Top of GIVEN DATA
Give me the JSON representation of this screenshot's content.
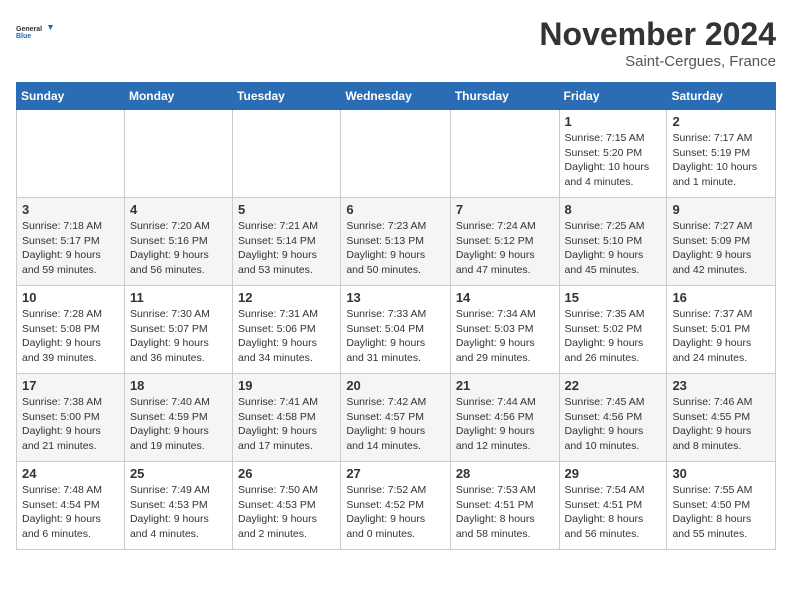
{
  "header": {
    "logo_line1": "General",
    "logo_line2": "Blue",
    "month_title": "November 2024",
    "subtitle": "Saint-Cergues, France"
  },
  "weekdays": [
    "Sunday",
    "Monday",
    "Tuesday",
    "Wednesday",
    "Thursday",
    "Friday",
    "Saturday"
  ],
  "weeks": [
    [
      {
        "day": "",
        "info": ""
      },
      {
        "day": "",
        "info": ""
      },
      {
        "day": "",
        "info": ""
      },
      {
        "day": "",
        "info": ""
      },
      {
        "day": "",
        "info": ""
      },
      {
        "day": "1",
        "info": "Sunrise: 7:15 AM\nSunset: 5:20 PM\nDaylight: 10 hours\nand 4 minutes."
      },
      {
        "day": "2",
        "info": "Sunrise: 7:17 AM\nSunset: 5:19 PM\nDaylight: 10 hours\nand 1 minute."
      }
    ],
    [
      {
        "day": "3",
        "info": "Sunrise: 7:18 AM\nSunset: 5:17 PM\nDaylight: 9 hours\nand 59 minutes."
      },
      {
        "day": "4",
        "info": "Sunrise: 7:20 AM\nSunset: 5:16 PM\nDaylight: 9 hours\nand 56 minutes."
      },
      {
        "day": "5",
        "info": "Sunrise: 7:21 AM\nSunset: 5:14 PM\nDaylight: 9 hours\nand 53 minutes."
      },
      {
        "day": "6",
        "info": "Sunrise: 7:23 AM\nSunset: 5:13 PM\nDaylight: 9 hours\nand 50 minutes."
      },
      {
        "day": "7",
        "info": "Sunrise: 7:24 AM\nSunset: 5:12 PM\nDaylight: 9 hours\nand 47 minutes."
      },
      {
        "day": "8",
        "info": "Sunrise: 7:25 AM\nSunset: 5:10 PM\nDaylight: 9 hours\nand 45 minutes."
      },
      {
        "day": "9",
        "info": "Sunrise: 7:27 AM\nSunset: 5:09 PM\nDaylight: 9 hours\nand 42 minutes."
      }
    ],
    [
      {
        "day": "10",
        "info": "Sunrise: 7:28 AM\nSunset: 5:08 PM\nDaylight: 9 hours\nand 39 minutes."
      },
      {
        "day": "11",
        "info": "Sunrise: 7:30 AM\nSunset: 5:07 PM\nDaylight: 9 hours\nand 36 minutes."
      },
      {
        "day": "12",
        "info": "Sunrise: 7:31 AM\nSunset: 5:06 PM\nDaylight: 9 hours\nand 34 minutes."
      },
      {
        "day": "13",
        "info": "Sunrise: 7:33 AM\nSunset: 5:04 PM\nDaylight: 9 hours\nand 31 minutes."
      },
      {
        "day": "14",
        "info": "Sunrise: 7:34 AM\nSunset: 5:03 PM\nDaylight: 9 hours\nand 29 minutes."
      },
      {
        "day": "15",
        "info": "Sunrise: 7:35 AM\nSunset: 5:02 PM\nDaylight: 9 hours\nand 26 minutes."
      },
      {
        "day": "16",
        "info": "Sunrise: 7:37 AM\nSunset: 5:01 PM\nDaylight: 9 hours\nand 24 minutes."
      }
    ],
    [
      {
        "day": "17",
        "info": "Sunrise: 7:38 AM\nSunset: 5:00 PM\nDaylight: 9 hours\nand 21 minutes."
      },
      {
        "day": "18",
        "info": "Sunrise: 7:40 AM\nSunset: 4:59 PM\nDaylight: 9 hours\nand 19 minutes."
      },
      {
        "day": "19",
        "info": "Sunrise: 7:41 AM\nSunset: 4:58 PM\nDaylight: 9 hours\nand 17 minutes."
      },
      {
        "day": "20",
        "info": "Sunrise: 7:42 AM\nSunset: 4:57 PM\nDaylight: 9 hours\nand 14 minutes."
      },
      {
        "day": "21",
        "info": "Sunrise: 7:44 AM\nSunset: 4:56 PM\nDaylight: 9 hours\nand 12 minutes."
      },
      {
        "day": "22",
        "info": "Sunrise: 7:45 AM\nSunset: 4:56 PM\nDaylight: 9 hours\nand 10 minutes."
      },
      {
        "day": "23",
        "info": "Sunrise: 7:46 AM\nSunset: 4:55 PM\nDaylight: 9 hours\nand 8 minutes."
      }
    ],
    [
      {
        "day": "24",
        "info": "Sunrise: 7:48 AM\nSunset: 4:54 PM\nDaylight: 9 hours\nand 6 minutes."
      },
      {
        "day": "25",
        "info": "Sunrise: 7:49 AM\nSunset: 4:53 PM\nDaylight: 9 hours\nand 4 minutes."
      },
      {
        "day": "26",
        "info": "Sunrise: 7:50 AM\nSunset: 4:53 PM\nDaylight: 9 hours\nand 2 minutes."
      },
      {
        "day": "27",
        "info": "Sunrise: 7:52 AM\nSunset: 4:52 PM\nDaylight: 9 hours\nand 0 minutes."
      },
      {
        "day": "28",
        "info": "Sunrise: 7:53 AM\nSunset: 4:51 PM\nDaylight: 8 hours\nand 58 minutes."
      },
      {
        "day": "29",
        "info": "Sunrise: 7:54 AM\nSunset: 4:51 PM\nDaylight: 8 hours\nand 56 minutes."
      },
      {
        "day": "30",
        "info": "Sunrise: 7:55 AM\nSunset: 4:50 PM\nDaylight: 8 hours\nand 55 minutes."
      }
    ]
  ]
}
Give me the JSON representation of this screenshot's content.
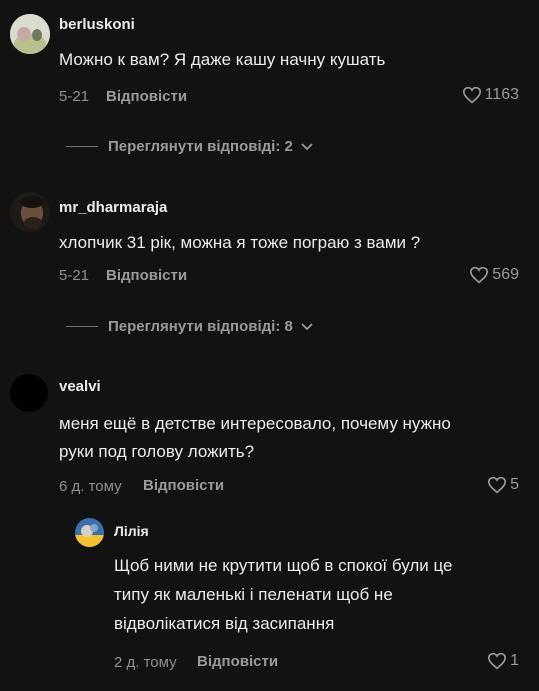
{
  "comments": [
    {
      "username": "berluskoni",
      "text": "Можно к вам? Я даже кашу начну кушать",
      "date": "5-21",
      "reply_label": "Відповісти",
      "likes": "1163",
      "view_replies": "Переглянути відповіді: 2"
    },
    {
      "username": "mr_dharmaraja",
      "text": "хлопчик 31 рік, можна я тоже пограю з вами ?",
      "date": "5-21",
      "reply_label": "Відповісти",
      "likes": "569",
      "view_replies": "Переглянути відповіді: 8"
    },
    {
      "username": "vealvi",
      "text_line1": "меня ещё в детстве интересовало, почему нужно",
      "text_line2": "руки под голову ложить?",
      "date": "6 д. тому",
      "reply_label": "Відповісти",
      "likes": "5"
    }
  ],
  "reply": {
    "username": "Лілія",
    "text_line1": "Щоб ними не крутити щоб в спокої були це",
    "text_line2": "типу як маленькі і пеленати щоб не",
    "text_line3": "відволікатися від засипання",
    "date": "2 д. тому",
    "reply_label": "Відповісти",
    "likes": "1"
  },
  "colors": {
    "background": "#121212",
    "text": "#ececec",
    "muted": "#8f8f8f"
  },
  "icons": [
    "heart-icon",
    "chevron-down-icon"
  ]
}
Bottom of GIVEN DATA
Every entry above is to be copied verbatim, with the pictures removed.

Give me the JSON representation of this screenshot's content.
{
  "header": {
    "logo_line1": "General",
    "logo_line2": "Blue",
    "month_title": "November 2024",
    "subtitle": "Saint-Cergues, France"
  },
  "weekdays": [
    "Sunday",
    "Monday",
    "Tuesday",
    "Wednesday",
    "Thursday",
    "Friday",
    "Saturday"
  ],
  "weeks": [
    [
      {
        "day": "",
        "info": ""
      },
      {
        "day": "",
        "info": ""
      },
      {
        "day": "",
        "info": ""
      },
      {
        "day": "",
        "info": ""
      },
      {
        "day": "",
        "info": ""
      },
      {
        "day": "1",
        "info": "Sunrise: 7:15 AM\nSunset: 5:20 PM\nDaylight: 10 hours\nand 4 minutes."
      },
      {
        "day": "2",
        "info": "Sunrise: 7:17 AM\nSunset: 5:19 PM\nDaylight: 10 hours\nand 1 minute."
      }
    ],
    [
      {
        "day": "3",
        "info": "Sunrise: 7:18 AM\nSunset: 5:17 PM\nDaylight: 9 hours\nand 59 minutes."
      },
      {
        "day": "4",
        "info": "Sunrise: 7:20 AM\nSunset: 5:16 PM\nDaylight: 9 hours\nand 56 minutes."
      },
      {
        "day": "5",
        "info": "Sunrise: 7:21 AM\nSunset: 5:14 PM\nDaylight: 9 hours\nand 53 minutes."
      },
      {
        "day": "6",
        "info": "Sunrise: 7:23 AM\nSunset: 5:13 PM\nDaylight: 9 hours\nand 50 minutes."
      },
      {
        "day": "7",
        "info": "Sunrise: 7:24 AM\nSunset: 5:12 PM\nDaylight: 9 hours\nand 47 minutes."
      },
      {
        "day": "8",
        "info": "Sunrise: 7:25 AM\nSunset: 5:10 PM\nDaylight: 9 hours\nand 45 minutes."
      },
      {
        "day": "9",
        "info": "Sunrise: 7:27 AM\nSunset: 5:09 PM\nDaylight: 9 hours\nand 42 minutes."
      }
    ],
    [
      {
        "day": "10",
        "info": "Sunrise: 7:28 AM\nSunset: 5:08 PM\nDaylight: 9 hours\nand 39 minutes."
      },
      {
        "day": "11",
        "info": "Sunrise: 7:30 AM\nSunset: 5:07 PM\nDaylight: 9 hours\nand 36 minutes."
      },
      {
        "day": "12",
        "info": "Sunrise: 7:31 AM\nSunset: 5:06 PM\nDaylight: 9 hours\nand 34 minutes."
      },
      {
        "day": "13",
        "info": "Sunrise: 7:33 AM\nSunset: 5:04 PM\nDaylight: 9 hours\nand 31 minutes."
      },
      {
        "day": "14",
        "info": "Sunrise: 7:34 AM\nSunset: 5:03 PM\nDaylight: 9 hours\nand 29 minutes."
      },
      {
        "day": "15",
        "info": "Sunrise: 7:35 AM\nSunset: 5:02 PM\nDaylight: 9 hours\nand 26 minutes."
      },
      {
        "day": "16",
        "info": "Sunrise: 7:37 AM\nSunset: 5:01 PM\nDaylight: 9 hours\nand 24 minutes."
      }
    ],
    [
      {
        "day": "17",
        "info": "Sunrise: 7:38 AM\nSunset: 5:00 PM\nDaylight: 9 hours\nand 21 minutes."
      },
      {
        "day": "18",
        "info": "Sunrise: 7:40 AM\nSunset: 4:59 PM\nDaylight: 9 hours\nand 19 minutes."
      },
      {
        "day": "19",
        "info": "Sunrise: 7:41 AM\nSunset: 4:58 PM\nDaylight: 9 hours\nand 17 minutes."
      },
      {
        "day": "20",
        "info": "Sunrise: 7:42 AM\nSunset: 4:57 PM\nDaylight: 9 hours\nand 14 minutes."
      },
      {
        "day": "21",
        "info": "Sunrise: 7:44 AM\nSunset: 4:56 PM\nDaylight: 9 hours\nand 12 minutes."
      },
      {
        "day": "22",
        "info": "Sunrise: 7:45 AM\nSunset: 4:56 PM\nDaylight: 9 hours\nand 10 minutes."
      },
      {
        "day": "23",
        "info": "Sunrise: 7:46 AM\nSunset: 4:55 PM\nDaylight: 9 hours\nand 8 minutes."
      }
    ],
    [
      {
        "day": "24",
        "info": "Sunrise: 7:48 AM\nSunset: 4:54 PM\nDaylight: 9 hours\nand 6 minutes."
      },
      {
        "day": "25",
        "info": "Sunrise: 7:49 AM\nSunset: 4:53 PM\nDaylight: 9 hours\nand 4 minutes."
      },
      {
        "day": "26",
        "info": "Sunrise: 7:50 AM\nSunset: 4:53 PM\nDaylight: 9 hours\nand 2 minutes."
      },
      {
        "day": "27",
        "info": "Sunrise: 7:52 AM\nSunset: 4:52 PM\nDaylight: 9 hours\nand 0 minutes."
      },
      {
        "day": "28",
        "info": "Sunrise: 7:53 AM\nSunset: 4:51 PM\nDaylight: 8 hours\nand 58 minutes."
      },
      {
        "day": "29",
        "info": "Sunrise: 7:54 AM\nSunset: 4:51 PM\nDaylight: 8 hours\nand 56 minutes."
      },
      {
        "day": "30",
        "info": "Sunrise: 7:55 AM\nSunset: 4:50 PM\nDaylight: 8 hours\nand 55 minutes."
      }
    ]
  ]
}
Give me the JSON representation of this screenshot's content.
{
  "comments": [
    {
      "username": "berluskoni",
      "text": "Можно к вам? Я даже кашу начну кушать",
      "date": "5-21",
      "reply_label": "Відповісти",
      "likes": "1163",
      "view_replies": "Переглянути відповіді: 2"
    },
    {
      "username": "mr_dharmaraja",
      "text": "хлопчик 31 рік, можна я тоже пограю з вами ?",
      "date": "5-21",
      "reply_label": "Відповісти",
      "likes": "569",
      "view_replies": "Переглянути відповіді: 8"
    },
    {
      "username": "vealvi",
      "text_line1": "меня ещё в детстве интересовало, почему нужно",
      "text_line2": "руки под голову ложить?",
      "date": "6 д. тому",
      "reply_label": "Відповісти",
      "likes": "5"
    }
  ],
  "reply": {
    "username": "Лілія",
    "text_line1": "Щоб ними не крутити щоб в спокої були це",
    "text_line2": "типу як маленькі і пеленати щоб не",
    "text_line3": "відволікатися від засипання",
    "date": "2 д. тому",
    "reply_label": "Відповісти",
    "likes": "1"
  },
  "colors": {
    "background": "#121212",
    "text": "#ececec",
    "muted": "#8f8f8f"
  },
  "icons": [
    "heart-icon",
    "chevron-down-icon"
  ]
}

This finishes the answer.